● **TASK INSTRUCTIONS**: I'd like every line in the following listing that holds "icon" copied.
══════
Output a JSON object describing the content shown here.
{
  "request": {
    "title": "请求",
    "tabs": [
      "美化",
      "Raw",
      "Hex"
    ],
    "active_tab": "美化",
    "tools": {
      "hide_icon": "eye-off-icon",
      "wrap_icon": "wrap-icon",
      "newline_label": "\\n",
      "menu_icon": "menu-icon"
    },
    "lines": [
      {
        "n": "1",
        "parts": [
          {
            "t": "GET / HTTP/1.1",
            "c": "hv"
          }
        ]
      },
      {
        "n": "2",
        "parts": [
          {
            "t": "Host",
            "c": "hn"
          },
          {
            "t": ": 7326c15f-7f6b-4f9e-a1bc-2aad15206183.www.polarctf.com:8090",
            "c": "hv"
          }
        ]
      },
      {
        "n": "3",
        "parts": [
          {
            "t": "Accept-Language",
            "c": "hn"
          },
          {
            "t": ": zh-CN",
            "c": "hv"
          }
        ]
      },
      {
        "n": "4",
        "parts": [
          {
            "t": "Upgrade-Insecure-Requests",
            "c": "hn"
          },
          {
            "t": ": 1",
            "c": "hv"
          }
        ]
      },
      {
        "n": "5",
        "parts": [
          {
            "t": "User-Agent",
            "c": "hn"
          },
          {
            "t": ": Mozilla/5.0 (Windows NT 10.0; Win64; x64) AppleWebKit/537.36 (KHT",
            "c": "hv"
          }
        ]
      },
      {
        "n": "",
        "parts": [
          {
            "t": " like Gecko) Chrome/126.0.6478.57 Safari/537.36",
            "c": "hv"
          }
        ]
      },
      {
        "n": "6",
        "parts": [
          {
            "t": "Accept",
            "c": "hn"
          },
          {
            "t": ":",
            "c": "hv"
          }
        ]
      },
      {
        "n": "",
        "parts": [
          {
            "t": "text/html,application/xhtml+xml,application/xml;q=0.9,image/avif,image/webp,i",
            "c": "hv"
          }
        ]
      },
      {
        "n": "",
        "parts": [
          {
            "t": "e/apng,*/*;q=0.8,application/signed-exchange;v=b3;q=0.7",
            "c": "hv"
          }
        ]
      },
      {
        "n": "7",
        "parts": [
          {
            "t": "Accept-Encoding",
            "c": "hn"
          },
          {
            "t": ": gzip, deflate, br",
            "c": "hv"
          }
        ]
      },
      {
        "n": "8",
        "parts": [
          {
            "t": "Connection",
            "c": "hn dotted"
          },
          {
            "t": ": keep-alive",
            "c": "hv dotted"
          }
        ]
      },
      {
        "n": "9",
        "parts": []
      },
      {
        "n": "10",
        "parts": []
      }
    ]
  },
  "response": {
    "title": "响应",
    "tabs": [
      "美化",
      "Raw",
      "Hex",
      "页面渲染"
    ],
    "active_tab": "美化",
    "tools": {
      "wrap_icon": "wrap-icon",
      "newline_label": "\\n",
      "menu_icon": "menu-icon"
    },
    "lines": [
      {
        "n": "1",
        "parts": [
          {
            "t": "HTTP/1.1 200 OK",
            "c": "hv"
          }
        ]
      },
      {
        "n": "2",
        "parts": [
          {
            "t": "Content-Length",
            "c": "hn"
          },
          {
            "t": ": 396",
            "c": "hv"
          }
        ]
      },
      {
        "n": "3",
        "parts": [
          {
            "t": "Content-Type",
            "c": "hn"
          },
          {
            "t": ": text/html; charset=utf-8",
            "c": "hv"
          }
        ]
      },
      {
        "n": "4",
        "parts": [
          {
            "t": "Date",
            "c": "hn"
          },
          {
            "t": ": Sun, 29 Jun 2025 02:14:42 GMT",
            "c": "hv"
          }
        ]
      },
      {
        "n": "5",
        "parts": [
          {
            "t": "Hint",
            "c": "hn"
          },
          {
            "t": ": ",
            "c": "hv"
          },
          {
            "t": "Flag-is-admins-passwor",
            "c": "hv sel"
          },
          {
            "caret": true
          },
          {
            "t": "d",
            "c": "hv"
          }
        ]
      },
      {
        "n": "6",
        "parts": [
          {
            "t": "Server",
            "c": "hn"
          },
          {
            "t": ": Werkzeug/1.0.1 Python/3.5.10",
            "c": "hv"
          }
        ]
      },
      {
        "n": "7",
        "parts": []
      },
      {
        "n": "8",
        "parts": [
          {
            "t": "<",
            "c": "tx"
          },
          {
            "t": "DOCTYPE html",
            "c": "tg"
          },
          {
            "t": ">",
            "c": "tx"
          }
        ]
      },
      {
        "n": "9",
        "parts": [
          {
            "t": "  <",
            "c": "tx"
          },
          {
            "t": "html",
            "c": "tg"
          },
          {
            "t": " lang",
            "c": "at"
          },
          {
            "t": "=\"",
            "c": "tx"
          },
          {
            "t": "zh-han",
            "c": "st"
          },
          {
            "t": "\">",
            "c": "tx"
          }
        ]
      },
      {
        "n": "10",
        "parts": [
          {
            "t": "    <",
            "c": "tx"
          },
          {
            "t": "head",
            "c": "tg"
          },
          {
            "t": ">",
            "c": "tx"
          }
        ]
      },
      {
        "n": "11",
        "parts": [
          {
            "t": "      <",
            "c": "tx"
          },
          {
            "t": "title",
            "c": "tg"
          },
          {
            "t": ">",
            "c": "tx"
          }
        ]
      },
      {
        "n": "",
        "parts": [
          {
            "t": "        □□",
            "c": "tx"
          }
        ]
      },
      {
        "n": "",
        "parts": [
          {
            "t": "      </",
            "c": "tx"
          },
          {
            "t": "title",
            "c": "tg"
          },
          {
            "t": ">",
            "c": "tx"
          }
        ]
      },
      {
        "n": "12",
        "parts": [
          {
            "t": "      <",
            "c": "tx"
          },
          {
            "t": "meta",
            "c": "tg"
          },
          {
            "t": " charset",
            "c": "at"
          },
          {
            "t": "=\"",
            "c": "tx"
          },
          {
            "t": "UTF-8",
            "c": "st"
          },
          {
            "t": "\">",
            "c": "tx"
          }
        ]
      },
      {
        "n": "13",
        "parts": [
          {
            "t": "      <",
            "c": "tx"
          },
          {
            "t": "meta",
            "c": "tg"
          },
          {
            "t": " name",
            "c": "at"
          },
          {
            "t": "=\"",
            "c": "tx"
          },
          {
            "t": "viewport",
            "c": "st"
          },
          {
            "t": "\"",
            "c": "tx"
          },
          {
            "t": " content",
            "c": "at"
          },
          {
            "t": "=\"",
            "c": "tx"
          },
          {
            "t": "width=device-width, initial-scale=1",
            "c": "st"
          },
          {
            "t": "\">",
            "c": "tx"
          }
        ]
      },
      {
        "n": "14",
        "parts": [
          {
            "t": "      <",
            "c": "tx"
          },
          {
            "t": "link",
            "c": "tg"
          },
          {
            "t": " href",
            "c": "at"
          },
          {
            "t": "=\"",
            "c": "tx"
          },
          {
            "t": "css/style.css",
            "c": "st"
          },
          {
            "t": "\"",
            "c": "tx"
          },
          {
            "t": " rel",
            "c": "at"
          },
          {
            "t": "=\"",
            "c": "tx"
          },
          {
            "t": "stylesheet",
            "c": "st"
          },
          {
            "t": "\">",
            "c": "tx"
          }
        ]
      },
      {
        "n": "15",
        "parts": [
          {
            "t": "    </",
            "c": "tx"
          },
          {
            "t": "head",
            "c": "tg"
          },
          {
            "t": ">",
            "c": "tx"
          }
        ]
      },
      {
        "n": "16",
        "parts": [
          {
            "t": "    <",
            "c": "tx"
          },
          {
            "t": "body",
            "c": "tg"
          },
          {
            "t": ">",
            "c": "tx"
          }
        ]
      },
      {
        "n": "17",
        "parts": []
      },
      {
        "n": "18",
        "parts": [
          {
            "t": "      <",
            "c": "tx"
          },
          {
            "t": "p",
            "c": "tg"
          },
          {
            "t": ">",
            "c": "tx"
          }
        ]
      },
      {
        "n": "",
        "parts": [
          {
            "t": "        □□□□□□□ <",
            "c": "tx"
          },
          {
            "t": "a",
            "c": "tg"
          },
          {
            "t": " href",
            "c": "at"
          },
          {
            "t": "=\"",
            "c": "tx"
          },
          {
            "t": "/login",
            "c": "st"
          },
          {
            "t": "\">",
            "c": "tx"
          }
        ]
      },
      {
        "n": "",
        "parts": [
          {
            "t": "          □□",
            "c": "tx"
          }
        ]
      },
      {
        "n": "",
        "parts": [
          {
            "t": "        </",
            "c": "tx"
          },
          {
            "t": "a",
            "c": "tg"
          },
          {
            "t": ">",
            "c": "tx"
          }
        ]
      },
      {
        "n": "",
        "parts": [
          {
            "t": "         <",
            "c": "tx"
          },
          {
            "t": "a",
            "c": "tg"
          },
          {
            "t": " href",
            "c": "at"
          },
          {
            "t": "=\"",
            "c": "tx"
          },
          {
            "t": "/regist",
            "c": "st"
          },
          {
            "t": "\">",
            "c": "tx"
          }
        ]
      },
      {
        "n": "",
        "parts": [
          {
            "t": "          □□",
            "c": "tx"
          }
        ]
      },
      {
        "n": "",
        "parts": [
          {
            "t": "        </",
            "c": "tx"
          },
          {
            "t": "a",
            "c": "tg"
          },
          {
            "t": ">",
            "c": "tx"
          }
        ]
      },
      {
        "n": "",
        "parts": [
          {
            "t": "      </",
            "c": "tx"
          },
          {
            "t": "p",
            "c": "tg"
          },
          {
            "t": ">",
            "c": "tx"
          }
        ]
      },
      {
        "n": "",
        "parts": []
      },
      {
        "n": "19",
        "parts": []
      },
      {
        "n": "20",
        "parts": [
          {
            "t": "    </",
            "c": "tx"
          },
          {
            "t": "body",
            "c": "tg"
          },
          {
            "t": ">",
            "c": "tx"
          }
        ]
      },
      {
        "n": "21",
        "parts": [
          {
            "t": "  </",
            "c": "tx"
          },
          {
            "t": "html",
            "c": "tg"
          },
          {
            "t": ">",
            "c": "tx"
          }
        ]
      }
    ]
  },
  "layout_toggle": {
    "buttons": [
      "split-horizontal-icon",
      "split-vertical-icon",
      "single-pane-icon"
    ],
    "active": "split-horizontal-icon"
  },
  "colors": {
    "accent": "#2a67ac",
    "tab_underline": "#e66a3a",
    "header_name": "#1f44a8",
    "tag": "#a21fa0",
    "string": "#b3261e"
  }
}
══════
● **ANSWER FOR THIS EXERCISE**:
      "hide_icon": "eye-off-icon",
      "wrap_icon": "wrap-icon",
      "menu_icon": "menu-icon"
      "wrap_icon": "wrap-icon",
      "menu_icon": "menu-icon"
      "split-horizontal-icon",
      "split-vertical-icon",
      "single-pane-icon"
    "active": "split-horizontal-icon"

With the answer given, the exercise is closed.